As Aiden, you’re able to do a lot of wicked things through a device called The Profiler. It’s a smartphone that allows you to tap into ctOS, giving you virtually unlimited power. With it, you can access skills like controlling street lights or ringing someone’s phone. This is Watch_Dogs most defining gameplay feature because it allows you to play the game how you want.
Through the profiler, you can pull up a skill-tree that allows you to boost one of four skills: Combat, Hacking, Crafted Items, and Driving. Don’t kid yourself, the skill tree isn’t that expansive and rather services as a means of limiting the player in the beginning of the game and making him a demigod at the end of it. However, you don’t get your skill points all at once so you have to determine early whether you plan to play the game as a hacker or a dirty shooter, and then build accordingly.
There are multiple ways to accomplish the main missions. You can choose to smart your way through missions using hacks or you can go guns blazing, killing everything in your path. I went with the former, which gave me a lot of points into Protector. This system is similar to Mass Effect ’s Paragon and Renegade meter.
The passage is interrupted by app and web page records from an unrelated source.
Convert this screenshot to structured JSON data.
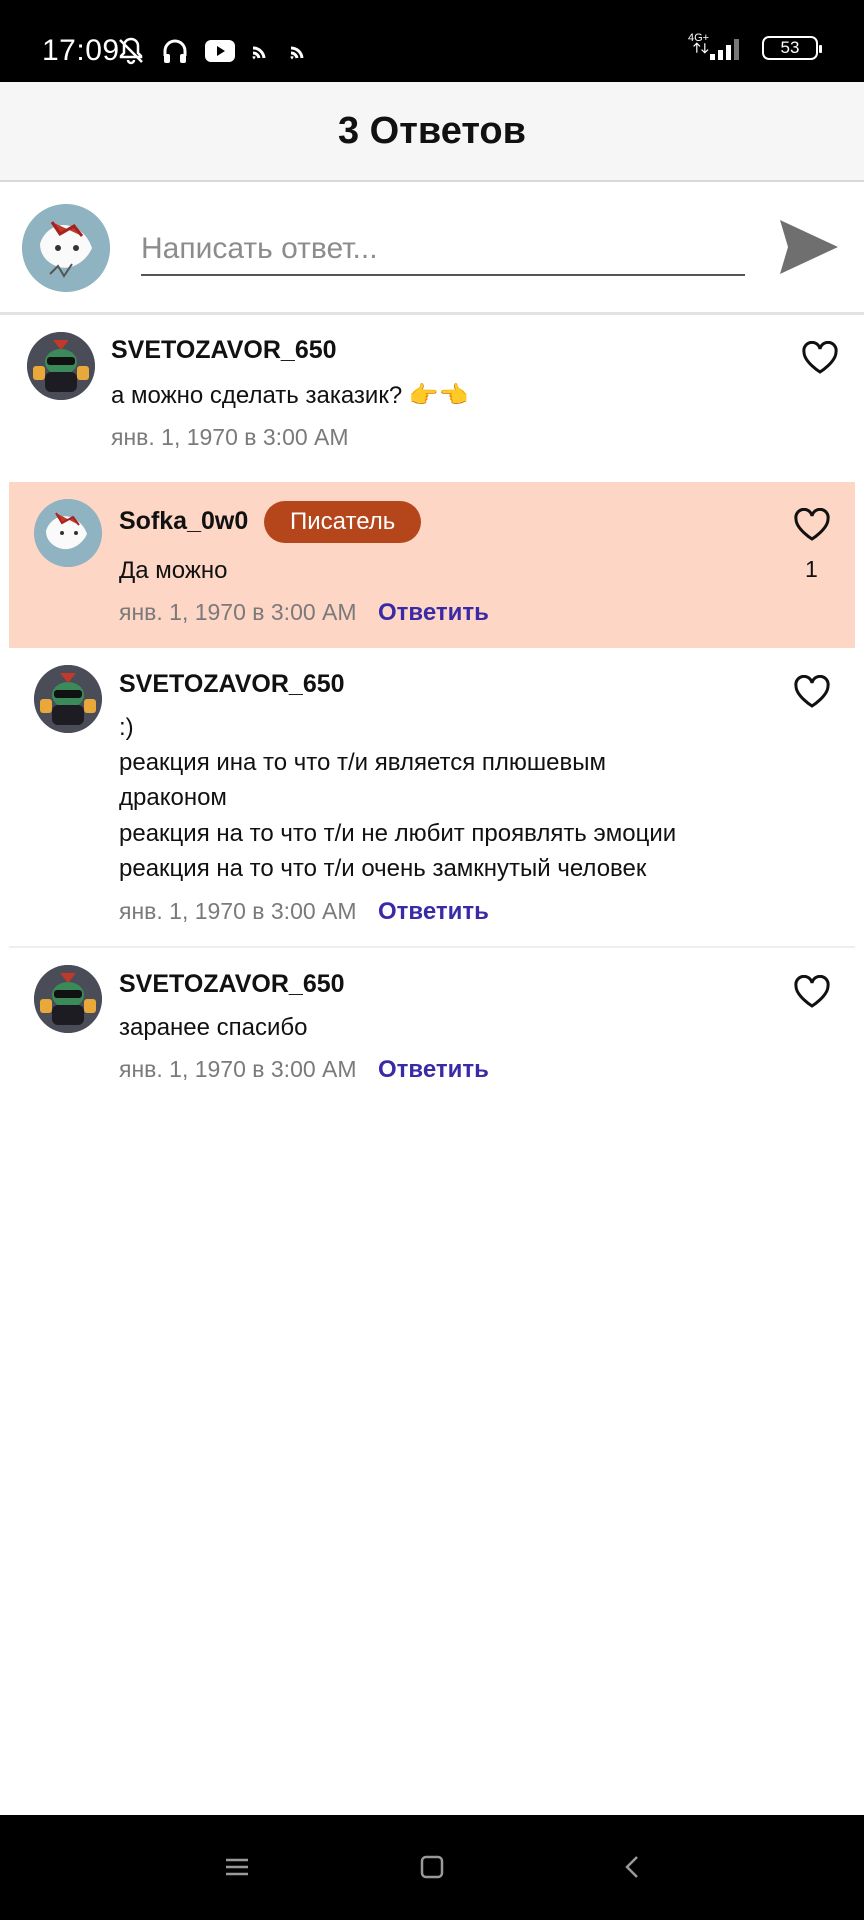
{
  "status_bar": {
    "time": "17:09",
    "network": "4G+",
    "battery": "53"
  },
  "header": {
    "title": "3 Ответов"
  },
  "reply": {
    "placeholder": "Написать ответ..."
  },
  "comments": [
    {
      "username": "SVETOZAVOR_650",
      "text": [
        "а можно сделать заказик? 👉👈"
      ],
      "timestamp": "янв. 1, 1970 в 3:00 AM"
    },
    {
      "username": "Sofka_0w0",
      "badge": "Писатель",
      "text": [
        "Да можно"
      ],
      "timestamp": "янв. 1, 1970 в 3:00 AM",
      "reply_label": "Ответить",
      "like_count": "1"
    },
    {
      "username": "SVETOZAVOR_650",
      "text": [
        ":)",
        "реакция ина то что т/и является плюшевым",
        "драконом",
        "реакция на то что т/и не любит проявлять эмоции",
        "реакция на то что т/и очень замкнутый человек"
      ],
      "timestamp": "янв. 1, 1970 в 3:00 AM",
      "reply_label": "Ответить"
    },
    {
      "username": "SVETOZAVOR_650",
      "text": [
        "заранее спасибо"
      ],
      "timestamp": "янв. 1, 1970 в 3:00 AM",
      "reply_label": "Ответить"
    }
  ],
  "colors": {
    "highlight": "#fdd6c6",
    "badge": "#b5451b",
    "reply_link": "#3a2aa6"
  }
}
You do good stuff, you’ll be known as a Protector; do bad and you’ll become a Menace. The benefits of each are hardly noticed but perhaps it’s not out of the question that your interactions with certain characters will change based on your faction. I was a Protector my entire play through.
More on being a Protector, it was interesting because I basically turned the game into one gigantic puzzler. I was able to tap into surveillance systems, moving from one camera to another to accomplish my goals. If there were guards or cops in the way, I could ring a phone or trip car alarms as a distraction to sneak past them. It’s funny, because theoretically, I could have pulled a gun out and went on to perform murder at any given moment, and never bothered to actually hack anything.
In-terms of the bigger picture, if you thought the game was going to be more sophisticated and intellectual, there’s still nothing stopping you from pulling someone out of their vehicle and proceeding to smash pedestrians into gutters. This may or may not be a negative aspect. The game is naturally a free-roam game that lets you do as you please. This alone gives Watch_Dogs many hours of enjoyment outside of the 100 hours needed to 100% the game. Honestly, there’s a lot to do.
Watch_Dogs has its up and downs. The game was designed to put control into the player’s hands and it succeeded. I thought the concept was incredibly epic and it didn’t leave me with that “I wish I could do this” feeling I get from some games. The power to play the game how you want is also a bonus. Also, if you’re looking for a game with a ton of replay value, Watch_Dogs will definitely do it. While I figured Watch_Dogs would have been a more sophisticated version of GTA , it isn’t. It can be frenetic at times and sometimes, that’s all you need to have some fun.
RATING OUT OF 5 RATING DESCRIPTION 4.0 Graphics
Watch_Dogs has some pretty decent graphics but I felt like it was the un-finalized version of a Pixar flick. 5.0 Control
The game is completely defined by your control over everything. From the way you play down to how outcomes are made. 4.0 Music / Sound FX / Voice Acting
The game has good voice over work and actual character development. 4.5 Play Value
I feel most people will enjoy their one play through. However, if you’re in it for the long-haul, you’ll enjoy hours of fun with your inner kid, crashing cars into buildings, and causing chaos for no reason. There is definitely replay value. 4.5 Overall Rating – Must Buy
Not an average. See Rating legend below for a final score breakdown.
|Review Rating Legend
|0.1 – 1.9 = Avoid
|2.5 – 2.9 = Average
|3.5 – 3.9 = Good
|4.5 – 4.9 = Must Buy
|2.0 – 2.4 = Poor
|3.0 – 3.4 = Fair
|4.0 – 4.4 = Great
|5.0 = The Best